Most pupils were 14 years of age the first time they were offered drugs. Seventeen percent of pupils said they have used or tried drugs, mainly cannabis.
Of those who have tried drugs, 17% have been in trouble with their parents or family, 14% in trouble with local people, 10% in trouble with school authorities, 6% in trouble with the police and 22% in trouble with friends because of having used or tried drugs.
Just under a third of all pupils (32%) say that they know a lot about the effects or risks of taking drugs.
In the previous school year almost three quarters of pupils (73%) have had some form of drugs education at school and just over a fifth (22%) at a youth club or community centre.
Copies of the report and the entire survey results (in PDF format) are available from either the OFMDFM research website or the NISRA website at:
www.research.ofmdfmni.gov.uk or at www.nisra.gov.uk
What about the use of solvents? Is it more common in N.Ireland?
The use of solvents or volatile substance abuse (VSA) in Northern Ireland has caused concern for many years. The ten reported deaths from solvents in 1991 caused particular concern at the time. Since then, with the number of deaths per year remaining low, attention has concentrated on the use of the so-called dance drugs.
However as the 1994 HBSC Report, and, more recently, the HBSC 1997/98 survey show, the use of solvents by young people in Northern Ireland remains a significant feature of illicit drug use. In 1998 a total of 15.5% of the whole sample had tried solvents and 8.6% reported current use. Of those currently using solvents 26.3% were using solvents at least monthly, and 5.5% reported daily use. Of the entire sample, 6.4% were using both solvents and illicit drugs.
The most popular solvent reported was typewriter correcting fluid and thinners, followed by butane gas, glue and petrol/diesel. Check out www.drugsprevention.net for more info.
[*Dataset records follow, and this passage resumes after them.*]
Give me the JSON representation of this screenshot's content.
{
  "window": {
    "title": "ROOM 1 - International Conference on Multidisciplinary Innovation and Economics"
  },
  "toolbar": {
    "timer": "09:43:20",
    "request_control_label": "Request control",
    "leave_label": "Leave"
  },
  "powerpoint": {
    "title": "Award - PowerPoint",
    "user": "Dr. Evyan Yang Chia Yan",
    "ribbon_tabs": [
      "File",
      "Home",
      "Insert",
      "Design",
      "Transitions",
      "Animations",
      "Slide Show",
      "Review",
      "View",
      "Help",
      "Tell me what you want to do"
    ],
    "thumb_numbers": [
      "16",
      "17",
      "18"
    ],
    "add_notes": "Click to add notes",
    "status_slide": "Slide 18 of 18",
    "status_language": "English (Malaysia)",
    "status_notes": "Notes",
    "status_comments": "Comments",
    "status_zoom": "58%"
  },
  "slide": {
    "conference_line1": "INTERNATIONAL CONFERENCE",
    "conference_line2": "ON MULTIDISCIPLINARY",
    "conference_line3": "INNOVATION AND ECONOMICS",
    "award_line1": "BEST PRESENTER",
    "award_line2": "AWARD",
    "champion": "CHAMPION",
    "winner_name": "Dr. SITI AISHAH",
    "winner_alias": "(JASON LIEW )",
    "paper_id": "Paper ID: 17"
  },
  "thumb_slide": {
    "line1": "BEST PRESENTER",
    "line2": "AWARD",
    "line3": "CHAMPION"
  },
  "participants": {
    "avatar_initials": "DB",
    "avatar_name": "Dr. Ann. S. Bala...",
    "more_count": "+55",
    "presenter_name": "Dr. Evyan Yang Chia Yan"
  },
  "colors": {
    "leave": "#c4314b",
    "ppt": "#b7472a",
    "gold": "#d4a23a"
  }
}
Why the UK and Ireland are in the top three of Ecstasy use?
The UK and Ireland lead the figures of ecstasy usage, topped only by Australia, reveals a new study released by the UN.
The first ever UN global survey on ecstasy and amphetamines reveals a striking picture of increased production, trafficking and use of synthetic drugs worldwide. Numbers of people using these drugs now exceeds the numbers of cocaine and heroin users combined. The main findings include:
- Over the last decade, seizures of amphetamine-type stimulants (ATS) have risen tenfold from about 4 tons in 1990/91 to almost 40 tons in 2000/1;
- Estimated production has reached more than 500 tons a year;
- ATS use is spreading at an alarming rate, with more than 40 million people having used them over the past 12 months
"ATS are emerging as a 'public enemy number one' among illicit drugs. Neglected by societies as an almost acceptable feature of the 'let's have fun' culture in clubs and dance settings, synthetic drugs abuse begins with experimental use among mostly young people. Gradually, it may lead to dangerous polydrug use and addiction with severe health consequences," said Mr Antonio Maria Costa, Executive Director of the United Nations Office on Drugs and Crime (UNODC).
The UNODC survey points to the global nature of the ATS problem. Unlike cocaine and heroin, whose production is limited by geography and climate, ATS can be produced anywhere. Currently, production is mainly in Europe and North America. Tables showing the annual prevalence of ATS use in selected countries reveal that Australia has the highest percentage of its population using Ecstasy (2.9%), followed by Ireland (2.4%) and the UK (2.2).
Frank Warburton, Acting Chief Executive of DrugScope commented: "Five out of six ecstasy deaths occur following polydrug use. We need to make sure we are getting this message across, as there seems to be a new generation of users who are not aware of the harm-reduction messages of a few years back."
The full report can be downloaded at: www.unodc.org